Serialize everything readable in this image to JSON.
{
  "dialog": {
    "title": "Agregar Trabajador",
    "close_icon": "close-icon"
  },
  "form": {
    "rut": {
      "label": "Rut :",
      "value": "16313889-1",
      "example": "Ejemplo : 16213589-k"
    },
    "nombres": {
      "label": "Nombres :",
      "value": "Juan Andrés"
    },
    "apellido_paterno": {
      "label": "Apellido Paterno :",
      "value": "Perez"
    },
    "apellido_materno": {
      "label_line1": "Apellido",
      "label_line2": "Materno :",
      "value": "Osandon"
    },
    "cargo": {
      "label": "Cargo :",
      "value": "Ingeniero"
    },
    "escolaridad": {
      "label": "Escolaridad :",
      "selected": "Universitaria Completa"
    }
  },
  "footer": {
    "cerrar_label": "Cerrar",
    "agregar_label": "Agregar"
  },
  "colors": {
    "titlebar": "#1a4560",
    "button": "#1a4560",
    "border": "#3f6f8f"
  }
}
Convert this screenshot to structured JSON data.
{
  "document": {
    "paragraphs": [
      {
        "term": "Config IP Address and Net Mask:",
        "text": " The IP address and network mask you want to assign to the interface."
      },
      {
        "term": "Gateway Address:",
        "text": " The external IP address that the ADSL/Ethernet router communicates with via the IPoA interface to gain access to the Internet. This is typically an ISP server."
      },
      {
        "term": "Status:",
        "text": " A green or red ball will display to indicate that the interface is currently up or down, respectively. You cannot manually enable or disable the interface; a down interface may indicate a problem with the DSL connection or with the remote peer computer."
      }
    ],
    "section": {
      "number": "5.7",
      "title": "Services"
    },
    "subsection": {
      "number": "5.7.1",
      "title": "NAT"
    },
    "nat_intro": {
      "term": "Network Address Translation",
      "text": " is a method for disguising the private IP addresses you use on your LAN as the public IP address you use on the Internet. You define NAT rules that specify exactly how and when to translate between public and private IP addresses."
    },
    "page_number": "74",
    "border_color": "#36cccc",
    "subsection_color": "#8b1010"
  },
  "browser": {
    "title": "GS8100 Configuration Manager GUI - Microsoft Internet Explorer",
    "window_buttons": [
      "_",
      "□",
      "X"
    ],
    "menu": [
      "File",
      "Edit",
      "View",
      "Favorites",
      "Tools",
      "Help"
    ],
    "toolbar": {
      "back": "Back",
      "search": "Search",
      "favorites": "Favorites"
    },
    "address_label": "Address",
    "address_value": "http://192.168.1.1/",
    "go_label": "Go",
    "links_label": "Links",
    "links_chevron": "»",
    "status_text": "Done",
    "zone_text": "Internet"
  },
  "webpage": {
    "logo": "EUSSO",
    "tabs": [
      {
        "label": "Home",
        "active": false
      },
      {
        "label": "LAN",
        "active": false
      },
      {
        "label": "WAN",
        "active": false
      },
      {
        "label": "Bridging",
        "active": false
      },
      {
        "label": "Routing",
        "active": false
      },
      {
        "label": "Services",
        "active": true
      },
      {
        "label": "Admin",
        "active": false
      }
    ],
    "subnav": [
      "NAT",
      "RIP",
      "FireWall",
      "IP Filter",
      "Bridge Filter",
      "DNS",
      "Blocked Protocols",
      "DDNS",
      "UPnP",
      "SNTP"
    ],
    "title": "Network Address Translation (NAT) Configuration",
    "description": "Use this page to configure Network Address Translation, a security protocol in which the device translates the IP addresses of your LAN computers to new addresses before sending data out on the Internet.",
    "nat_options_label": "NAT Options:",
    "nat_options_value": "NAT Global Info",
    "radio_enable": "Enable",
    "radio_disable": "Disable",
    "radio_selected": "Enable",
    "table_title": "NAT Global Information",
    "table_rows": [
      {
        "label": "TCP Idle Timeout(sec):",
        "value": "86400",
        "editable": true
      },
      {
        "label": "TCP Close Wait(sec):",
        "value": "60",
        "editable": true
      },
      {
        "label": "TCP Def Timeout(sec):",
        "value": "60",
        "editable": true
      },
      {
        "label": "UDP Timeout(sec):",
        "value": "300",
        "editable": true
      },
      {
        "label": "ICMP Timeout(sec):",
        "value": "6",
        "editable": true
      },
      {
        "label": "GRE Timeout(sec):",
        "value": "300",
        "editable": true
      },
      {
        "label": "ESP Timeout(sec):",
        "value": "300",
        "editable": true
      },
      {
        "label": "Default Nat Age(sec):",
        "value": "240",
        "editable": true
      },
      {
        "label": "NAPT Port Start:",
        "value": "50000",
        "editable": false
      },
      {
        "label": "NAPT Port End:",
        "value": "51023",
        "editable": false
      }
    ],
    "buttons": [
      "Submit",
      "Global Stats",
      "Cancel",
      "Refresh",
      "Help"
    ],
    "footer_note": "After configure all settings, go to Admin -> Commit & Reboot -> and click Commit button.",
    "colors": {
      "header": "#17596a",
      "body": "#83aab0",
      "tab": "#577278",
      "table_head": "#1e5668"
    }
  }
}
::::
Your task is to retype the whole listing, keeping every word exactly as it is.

Serialize everything readable in this image to JSON.
{
  "dialog": {
    "title": "Agregar Trabajador",
    "close_icon": "close-icon"
  },
  "form": {
    "rut": {
      "label": "Rut :",
      "value": "16313889-1",
      "example": "Ejemplo : 16213589-k"
    },
    "nombres": {
      "label": "Nombres :",
      "value": "Juan Andrés"
    },
    "apellido_paterno": {
      "label": "Apellido Paterno :",
      "value": "Perez"
    },
    "apellido_materno": {
      "label_line1": "Apellido",
      "label_line2": "Materno :",
      "value": "Osandon"
    },
    "cargo": {
      "label": "Cargo :",
      "value": "Ingeniero"
    },
    "escolaridad": {
      "label": "Escolaridad :",
      "selected": "Universitaria Completa"
    }
  },
  "footer": {
    "cerrar_label": "Cerrar",
    "agregar_label": "Agregar"
  },
  "colors": {
    "titlebar": "#1a4560",
    "button": "#1a4560",
    "border": "#3f6f8f"
  }
}
Convert this screenshot to structured JSON data.
{
  "document": {
    "paragraphs": [
      {
        "term": "Config IP Address and Net Mask:",
        "text": " The IP address and network mask you want to assign to the interface."
      },
      {
        "term": "Gateway Address:",
        "text": " The external IP address that the ADSL/Ethernet router communicates with via the IPoA interface to gain access to the Internet. This is typically an ISP server."
      },
      {
        "term": "Status:",
        "text": " A green or red ball will display to indicate that the interface is currently up or down, respectively. You cannot manually enable or disable the interface; a down interface may indicate a problem with the DSL connection or with the remote peer computer."
      }
    ],
    "section": {
      "number": "5.7",
      "title": "Services"
    },
    "subsection": {
      "number": "5.7.1",
      "title": "NAT"
    },
    "nat_intro": {
      "term": "Network Address Translation",
      "text": " is a method for disguising the private IP addresses you use on your LAN as the public IP address you use on the Internet. You define NAT rules that specify exactly how and when to translate between public and private IP addresses."
    },
    "page_number": "74",
    "border_color": "#36cccc",
    "subsection_color": "#8b1010"
  },
  "browser": {
    "title": "GS8100 Configuration Manager GUI - Microsoft Internet Explorer",
    "window_buttons": [
      "_",
      "□",
      "X"
    ],
    "menu": [
      "File",
      "Edit",
      "View",
      "Favorites",
      "Tools",
      "Help"
    ],
    "toolbar": {
      "back": "Back",
      "search": "Search",
      "favorites": "Favorites"
    },
    "address_label": "Address",
    "address_value": "http://192.168.1.1/",
    "go_label": "Go",
    "links_label": "Links",
    "links_chevron": "»",
    "status_text": "Done",
    "zone_text": "Internet"
  },
  "webpage": {
    "logo": "EUSSO",
    "tabs": [
      {
        "label": "Home",
        "active": false
      },
      {
        "label": "LAN",
        "active": false
      },
      {
        "label": "WAN",
        "active": false
      },
      {
        "label": "Bridging",
        "active": false
      },
      {
        "label": "Routing",
        "active": false
      },
      {
        "label": "Services",
        "active": true
      },
      {
        "label": "Admin",
        "active": false
      }
    ],
    "subnav": [
      "NAT",
      "RIP",
      "FireWall",
      "IP Filter",
      "Bridge Filter",
      "DNS",
      "Blocked Protocols",
      "DDNS",
      "UPnP",
      "SNTP"
    ],
    "title": "Network Address Translation (NAT) Configuration",
    "description": "Use this page to configure Network Address Translation, a security protocol in which the device translates the IP addresses of your LAN computers to new addresses before sending data out on the Internet.",
    "nat_options_label": "NAT Options:",
    "nat_options_value": "NAT Global Info",
    "radio_enable": "Enable",
    "radio_disable": "Disable",
    "radio_selected": "Enable",
    "table_title": "NAT Global Information",
    "table_rows": [
      {
        "label": "TCP Idle Timeout(sec):",
        "value": "86400",
        "editable": true
      },
      {
        "label": "TCP Close Wait(sec):",
        "value": "60",
        "editable": true
      },
      {
        "label": "TCP Def Timeout(sec):",
        "value": "60",
        "editable": true
      },
      {
        "label": "UDP Timeout(sec):",
        "value": "300",
        "editable": true
      },
      {
        "label": "ICMP Timeout(sec):",
        "value": "6",
        "editable": true
      },
      {
        "label": "GRE Timeout(sec):",
        "value": "300",
        "editable": true
      },
      {
        "label": "ESP Timeout(sec):",
        "value": "300",
        "editable": true
      },
      {
        "label": "Default Nat Age(sec):",
        "value": "240",
        "editable": true
      },
      {
        "label": "NAPT Port Start:",
        "value": "50000",
        "editable": false
      },
      {
        "label": "NAPT Port End:",
        "value": "51023",
        "editable": false
      }
    ],
    "buttons": [
      "Submit",
      "Global Stats",
      "Cancel",
      "Refresh",
      "Help"
    ],
    "footer_note": "After configure all settings, go to Admin -> Commit & Reboot -> and click Commit button.",
    "colors": {
      "header": "#17596a",
      "body": "#83aab0",
      "tab": "#577278",
      "table_head": "#1e5668"
    }
  }
}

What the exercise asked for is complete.